Beyond this threshold level of basic digital skills the Industrial Strategy identified Artificial Intelligence (AI) and data. They are transforming business models across many sectors and are also seen as new industries in their own right. As a result there are likely to be job losses in occupations where digital skills are used to undertake routine tasks. Conversely there is a projected increase in occupations where digital skills are used creatively, to foster innovation and raise productivity and to solve problems.

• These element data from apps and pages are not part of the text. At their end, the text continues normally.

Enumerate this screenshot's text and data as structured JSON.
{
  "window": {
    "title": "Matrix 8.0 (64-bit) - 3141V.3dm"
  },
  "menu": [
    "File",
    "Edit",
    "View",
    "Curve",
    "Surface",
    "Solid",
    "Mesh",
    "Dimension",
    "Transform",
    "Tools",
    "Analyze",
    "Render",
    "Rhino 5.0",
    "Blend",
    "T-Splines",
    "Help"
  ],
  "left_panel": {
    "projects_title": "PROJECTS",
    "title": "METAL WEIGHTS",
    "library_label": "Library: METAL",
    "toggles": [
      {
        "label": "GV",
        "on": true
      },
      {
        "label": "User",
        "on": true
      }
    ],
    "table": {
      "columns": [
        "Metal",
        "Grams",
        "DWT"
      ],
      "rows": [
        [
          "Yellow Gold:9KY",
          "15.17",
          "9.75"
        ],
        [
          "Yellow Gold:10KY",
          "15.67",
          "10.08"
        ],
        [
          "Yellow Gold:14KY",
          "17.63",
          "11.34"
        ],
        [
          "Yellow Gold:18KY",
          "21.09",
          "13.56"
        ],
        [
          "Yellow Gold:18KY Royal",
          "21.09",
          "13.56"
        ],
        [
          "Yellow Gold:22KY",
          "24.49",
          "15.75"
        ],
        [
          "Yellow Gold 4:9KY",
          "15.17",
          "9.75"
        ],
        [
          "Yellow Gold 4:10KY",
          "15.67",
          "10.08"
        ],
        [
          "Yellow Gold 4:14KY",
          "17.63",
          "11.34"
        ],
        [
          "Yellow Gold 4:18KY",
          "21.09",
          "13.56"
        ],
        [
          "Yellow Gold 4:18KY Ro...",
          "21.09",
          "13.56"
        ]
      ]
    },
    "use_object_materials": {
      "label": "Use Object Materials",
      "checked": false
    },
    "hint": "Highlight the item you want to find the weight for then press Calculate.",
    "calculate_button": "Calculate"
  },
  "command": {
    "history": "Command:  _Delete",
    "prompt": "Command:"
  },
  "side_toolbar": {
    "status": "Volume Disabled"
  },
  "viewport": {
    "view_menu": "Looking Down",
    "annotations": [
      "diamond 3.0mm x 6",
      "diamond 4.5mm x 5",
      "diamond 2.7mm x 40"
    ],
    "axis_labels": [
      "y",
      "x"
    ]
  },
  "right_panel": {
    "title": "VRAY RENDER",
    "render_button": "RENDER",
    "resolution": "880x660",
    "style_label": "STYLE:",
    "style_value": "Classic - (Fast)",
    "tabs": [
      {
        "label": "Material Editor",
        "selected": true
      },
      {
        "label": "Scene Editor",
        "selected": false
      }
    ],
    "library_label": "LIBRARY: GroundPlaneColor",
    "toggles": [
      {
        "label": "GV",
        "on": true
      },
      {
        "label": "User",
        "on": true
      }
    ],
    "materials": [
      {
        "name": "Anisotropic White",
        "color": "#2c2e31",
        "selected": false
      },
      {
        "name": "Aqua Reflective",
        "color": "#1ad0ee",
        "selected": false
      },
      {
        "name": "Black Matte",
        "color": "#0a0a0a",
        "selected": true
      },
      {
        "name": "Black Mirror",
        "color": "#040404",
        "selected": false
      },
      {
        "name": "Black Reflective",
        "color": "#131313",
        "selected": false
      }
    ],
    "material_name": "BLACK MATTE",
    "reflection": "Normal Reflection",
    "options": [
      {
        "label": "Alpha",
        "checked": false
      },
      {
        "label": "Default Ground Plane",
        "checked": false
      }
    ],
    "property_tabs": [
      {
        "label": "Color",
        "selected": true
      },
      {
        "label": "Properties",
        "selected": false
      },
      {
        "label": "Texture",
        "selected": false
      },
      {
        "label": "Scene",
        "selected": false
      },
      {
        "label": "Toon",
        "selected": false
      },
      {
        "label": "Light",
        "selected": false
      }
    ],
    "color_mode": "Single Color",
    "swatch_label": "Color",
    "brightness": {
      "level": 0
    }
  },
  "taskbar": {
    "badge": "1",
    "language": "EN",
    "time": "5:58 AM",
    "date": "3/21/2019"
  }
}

Business surveys highlight the ever increasing speed of technological change. This means digital skills requirements will change over time, making it difficult to make a clear distinction between essential and specialised digital skills, especially as the latter may be context-specific. It also highlights the importance of ongoing reskilling, which will increasingly involve e-learning – in turn requiring possession of a threshold of digital skills. In the West Midlands the Digital Skills Partnership, bringing together tech firms, businesses, universities, colleges and training providers is working to improve local people’s skills and qualifications.
Overall, the picture is one of firms in many sectors facing difficulties in recruiting people with digital, analytical and programming skills, especially in combination with a range of other skills: it is not digital skills in isolation that are important, but the way the way that they are an integral component of a broader skills mix. Evidence suggests that a mix of digital skills in combination with managerial and leadership skills will be increasingly important. This in turn has implications for innovation, which is intertwined with a growing need for digital skills. In some instances recruitment difficulties are due to national skill shortages. Retention is an issue too. Research with firms in the Professional and Business Services sector in Birmingham highlights difficulties in retaining sought-after skills, with poaching from inside and outside the sector. This reflects the mobility of ‘top talent’ across sectors and underscores the importance of the ‘total employment offer’ and quality of life in Birmingham in attracting and retaining such workers.
Professor Anne Green (pictured) and Dr Abigail Taylor
City-REDI, University of Birmingham